Picarro makes GHG measurement system for capturing real-time emissions in local areas, like cities. Whether such measurements are accurate and help policy makers, are not already gathered in other ways, and support a robust business model are fair questions for debate.
It’s the framing of such a possible “Carbon Net” in relation to carbon management systems used in organizations that is interesting.
Writes Michael Woel, CEO of Picarro:
There will surely be some element of quotas, cap-and-trade, or emissions offsets. The developed world will likely subsidize developing nations. But one element entirely missing from the discussion is this critical piece of information. Namely, how will the nations of the world effectively measure emissions?
That’s a good question. How to do so accurately and cost-effectively.
At present, scientists can precisely measure the levels of greenhouse gases in the global atmosphere. They can also measure the emissions coming out of a single smokestack.
True on both counts.

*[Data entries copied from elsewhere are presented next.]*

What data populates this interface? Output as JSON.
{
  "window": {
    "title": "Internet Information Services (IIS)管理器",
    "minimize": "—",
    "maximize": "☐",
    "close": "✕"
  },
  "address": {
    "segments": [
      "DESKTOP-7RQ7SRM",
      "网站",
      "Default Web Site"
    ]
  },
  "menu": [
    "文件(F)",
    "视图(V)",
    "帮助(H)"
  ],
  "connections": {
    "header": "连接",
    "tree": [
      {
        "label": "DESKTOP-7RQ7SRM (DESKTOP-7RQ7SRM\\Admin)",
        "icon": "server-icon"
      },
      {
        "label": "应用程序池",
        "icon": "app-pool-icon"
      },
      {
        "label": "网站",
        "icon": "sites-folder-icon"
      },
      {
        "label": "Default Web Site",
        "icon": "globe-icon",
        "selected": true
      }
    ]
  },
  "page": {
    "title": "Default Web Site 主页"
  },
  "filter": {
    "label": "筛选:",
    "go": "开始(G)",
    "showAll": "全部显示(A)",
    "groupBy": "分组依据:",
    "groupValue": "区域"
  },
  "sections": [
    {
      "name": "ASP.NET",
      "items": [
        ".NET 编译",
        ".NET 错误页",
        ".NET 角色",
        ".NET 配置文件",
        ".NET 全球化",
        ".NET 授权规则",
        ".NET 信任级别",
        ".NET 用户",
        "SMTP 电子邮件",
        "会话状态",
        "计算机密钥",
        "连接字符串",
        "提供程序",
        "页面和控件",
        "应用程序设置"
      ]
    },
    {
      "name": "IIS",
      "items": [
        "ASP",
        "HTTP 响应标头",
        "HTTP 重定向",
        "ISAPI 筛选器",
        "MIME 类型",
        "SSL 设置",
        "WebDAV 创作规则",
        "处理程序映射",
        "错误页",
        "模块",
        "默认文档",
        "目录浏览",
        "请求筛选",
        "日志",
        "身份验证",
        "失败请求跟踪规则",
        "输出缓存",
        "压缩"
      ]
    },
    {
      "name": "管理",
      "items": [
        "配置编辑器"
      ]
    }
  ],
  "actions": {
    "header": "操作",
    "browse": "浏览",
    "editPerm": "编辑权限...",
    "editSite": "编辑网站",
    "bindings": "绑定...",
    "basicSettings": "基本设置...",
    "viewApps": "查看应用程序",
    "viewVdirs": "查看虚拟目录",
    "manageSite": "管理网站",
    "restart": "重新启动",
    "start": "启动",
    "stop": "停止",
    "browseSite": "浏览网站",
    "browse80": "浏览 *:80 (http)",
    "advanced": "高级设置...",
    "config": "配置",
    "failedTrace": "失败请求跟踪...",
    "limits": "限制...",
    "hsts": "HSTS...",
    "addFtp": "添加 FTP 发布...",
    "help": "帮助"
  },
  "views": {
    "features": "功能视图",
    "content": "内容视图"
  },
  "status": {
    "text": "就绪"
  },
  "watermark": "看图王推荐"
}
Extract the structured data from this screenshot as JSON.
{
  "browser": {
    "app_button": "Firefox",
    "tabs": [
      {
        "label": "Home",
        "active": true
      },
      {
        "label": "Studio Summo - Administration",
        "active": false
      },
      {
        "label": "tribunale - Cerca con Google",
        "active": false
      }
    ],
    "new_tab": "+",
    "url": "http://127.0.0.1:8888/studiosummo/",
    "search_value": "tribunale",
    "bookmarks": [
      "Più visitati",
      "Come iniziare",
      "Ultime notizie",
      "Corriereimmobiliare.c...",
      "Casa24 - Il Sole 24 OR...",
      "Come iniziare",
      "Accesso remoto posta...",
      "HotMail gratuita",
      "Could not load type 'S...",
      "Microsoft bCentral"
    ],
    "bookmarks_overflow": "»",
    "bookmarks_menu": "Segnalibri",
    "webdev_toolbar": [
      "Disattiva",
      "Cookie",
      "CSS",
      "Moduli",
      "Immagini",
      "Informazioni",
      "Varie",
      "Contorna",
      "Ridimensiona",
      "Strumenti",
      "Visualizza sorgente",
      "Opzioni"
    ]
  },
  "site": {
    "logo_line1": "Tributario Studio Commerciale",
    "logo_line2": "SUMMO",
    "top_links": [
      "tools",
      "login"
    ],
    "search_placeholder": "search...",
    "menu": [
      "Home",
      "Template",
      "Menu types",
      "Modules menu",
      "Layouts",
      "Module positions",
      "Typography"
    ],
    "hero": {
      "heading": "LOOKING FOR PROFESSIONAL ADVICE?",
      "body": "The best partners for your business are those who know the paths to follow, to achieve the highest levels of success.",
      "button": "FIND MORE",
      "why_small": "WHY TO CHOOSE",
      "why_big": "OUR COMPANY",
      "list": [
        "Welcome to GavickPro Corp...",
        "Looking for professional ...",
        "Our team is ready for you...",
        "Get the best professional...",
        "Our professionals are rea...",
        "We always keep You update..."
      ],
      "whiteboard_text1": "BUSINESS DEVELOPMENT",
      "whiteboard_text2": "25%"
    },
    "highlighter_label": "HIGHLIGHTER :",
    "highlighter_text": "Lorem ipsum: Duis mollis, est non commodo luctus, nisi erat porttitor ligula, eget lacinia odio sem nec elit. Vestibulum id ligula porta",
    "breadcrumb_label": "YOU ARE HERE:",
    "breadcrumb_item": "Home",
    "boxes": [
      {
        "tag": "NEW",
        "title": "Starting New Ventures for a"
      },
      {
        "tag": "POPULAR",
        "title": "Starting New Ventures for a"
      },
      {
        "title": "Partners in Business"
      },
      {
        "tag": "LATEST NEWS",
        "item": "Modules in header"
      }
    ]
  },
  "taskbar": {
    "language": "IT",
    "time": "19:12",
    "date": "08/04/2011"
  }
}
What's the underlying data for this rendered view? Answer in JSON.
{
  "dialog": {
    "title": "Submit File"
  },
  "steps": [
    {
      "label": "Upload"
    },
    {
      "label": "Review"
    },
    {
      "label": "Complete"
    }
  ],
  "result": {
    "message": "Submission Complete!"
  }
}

However, in between those two extreme ends of the spectrum scientists have little insight into what is actually in the air. What is the in air coming off of San Francisco or New Delhi? Nobody really knows. California or New York State? Again, nobody knows.
I’m not so sure about this claim. There are some examples of estimating such figures, admittedly rough, such as CUD. Hypothetically, if an estimate has a narrow confidence interval, perhaps it’s good enough from a cost-benefit perspective?
Software programs (generally called carbon inventory or carbon accounting tools) can make a guess at it by estimating inputs, and are useful for managing carbon footprints.
True: and the estimation accuracy varies by emission type, scope, etc.
But such methods are not entirely reliable and are easy to manipulate.
Now this is an interesting claim. Reliability using certain types of systems (e.g., Excel-based) may be an issue, but some of the modern CMS systems are much more reliable. I’d like to see some examples of “easy to manipulate.” Regulation, such as the new EPA rule, may counteract such manipulation, even if it were possible.
Top scientists are increasingly critical of these approaches and worried that, if taken as the final word, the numbers coming out of carbon inventory programs will mislead the world on the actual composition of the atmosphere.
I would really like to hear about who these scientists are and what exact claims they are making. While I could foresee such scientific research, I’m not aware of any. CMS tend to be so new that it’s barely on the scholarly radar.
And with global emissions trading at $500 billion last year, evidence proving these emissions schemes are not working could create a massive market crash rivaling the Sub-Prime catastrophe.
This sounds like fear mongering. Emissions trading schemes will not function well if the underlying numbers are not verifiable and reliable, in a GAAP sense. This is why entrepreneurs like Tom Siebel are interested in this space.